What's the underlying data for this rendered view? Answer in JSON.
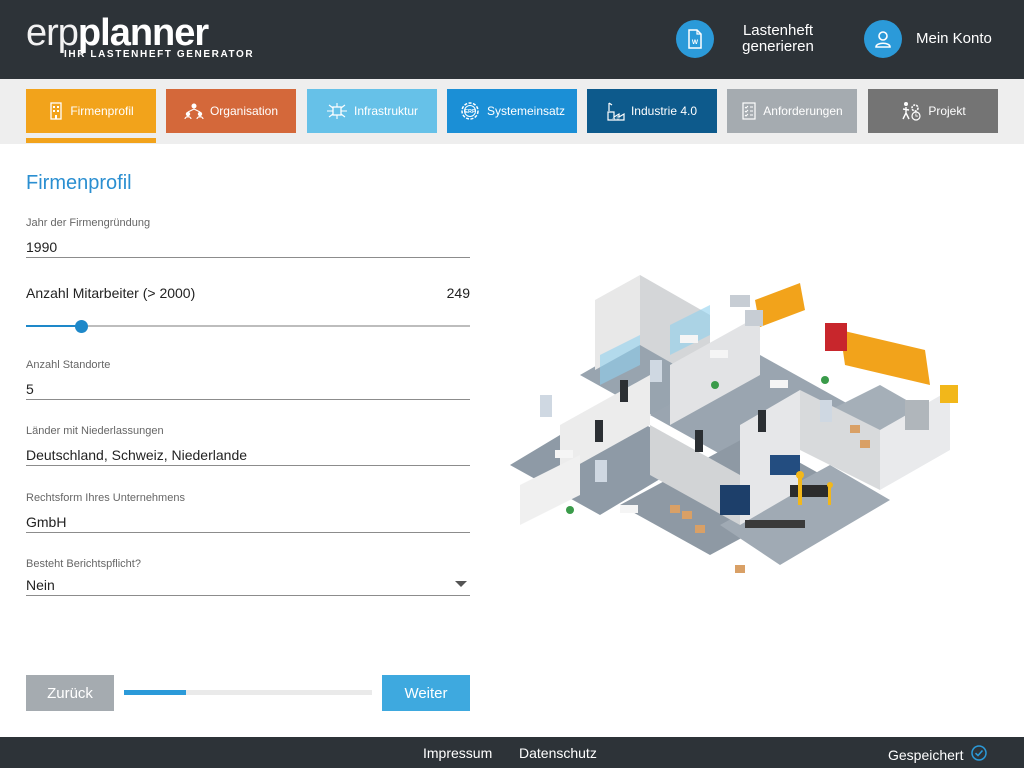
{
  "header": {
    "logo_thin": "erp",
    "logo_bold": "planner",
    "logo_sub": "IHR LASTENHEFT GENERATOR",
    "generate_label": "Lastenheft\ngenerieren",
    "generate_icon": "word-document-icon",
    "account_label": "Mein Konto",
    "account_icon": "user-icon"
  },
  "tabs": [
    {
      "label": "Firmenprofil",
      "icon": "building-icon",
      "color": "#f2a31b",
      "active": true
    },
    {
      "label": "Organisation",
      "icon": "org-people-icon",
      "color": "#d4683a",
      "active": false
    },
    {
      "label": "Infrastruktur",
      "icon": "network-icon",
      "color": "#66c1e8",
      "active": false
    },
    {
      "label": "Systemeinsatz",
      "icon": "erp-gear-icon",
      "color": "#1b8fd6",
      "active": false
    },
    {
      "label": "Industrie 4.0",
      "icon": "factory-icon",
      "color": "#0d5a8c",
      "active": false
    },
    {
      "label": "Anforderungen",
      "icon": "checklist-icon",
      "color": "#a5abb0",
      "active": false
    },
    {
      "label": "Projekt",
      "icon": "project-gear-icon",
      "color": "#747474",
      "active": false
    }
  ],
  "form": {
    "title": "Firmenprofil",
    "founding_year": {
      "label": "Jahr der Firmengründung",
      "value": "1990"
    },
    "employees": {
      "label": "Anzahl Mitarbeiter (> 2000)",
      "value": "249",
      "fraction": 0.125
    },
    "locations": {
      "label": "Anzahl Standorte",
      "value": "5"
    },
    "countries": {
      "label": "Länder mit Niederlassungen",
      "value": "Deutschland, Schweiz, Niederlande"
    },
    "legal_form": {
      "label": "Rechtsform Ihres Unternehmens",
      "value": "GmbH"
    },
    "reporting": {
      "label": "Besteht Berichtspflicht?",
      "value": "Nein"
    }
  },
  "nav": {
    "back_label": "Zurück",
    "next_label": "Weiter",
    "progress": 0.25
  },
  "footer": {
    "impressum": "Impressum",
    "datenschutz": "Datenschutz",
    "saved_label": "Gespeichert",
    "saved_icon": "check-circle-icon"
  },
  "colors": {
    "header_bg": "#2d3338",
    "accent_blue": "#2b8fd1",
    "button_next": "#3ea9df",
    "button_back": "#a5abb0"
  }
}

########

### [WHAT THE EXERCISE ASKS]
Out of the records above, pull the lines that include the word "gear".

### [YOUR RESPONSE]
      "icon": "erp-gear-icon",
      "icon": "project-gear-icon",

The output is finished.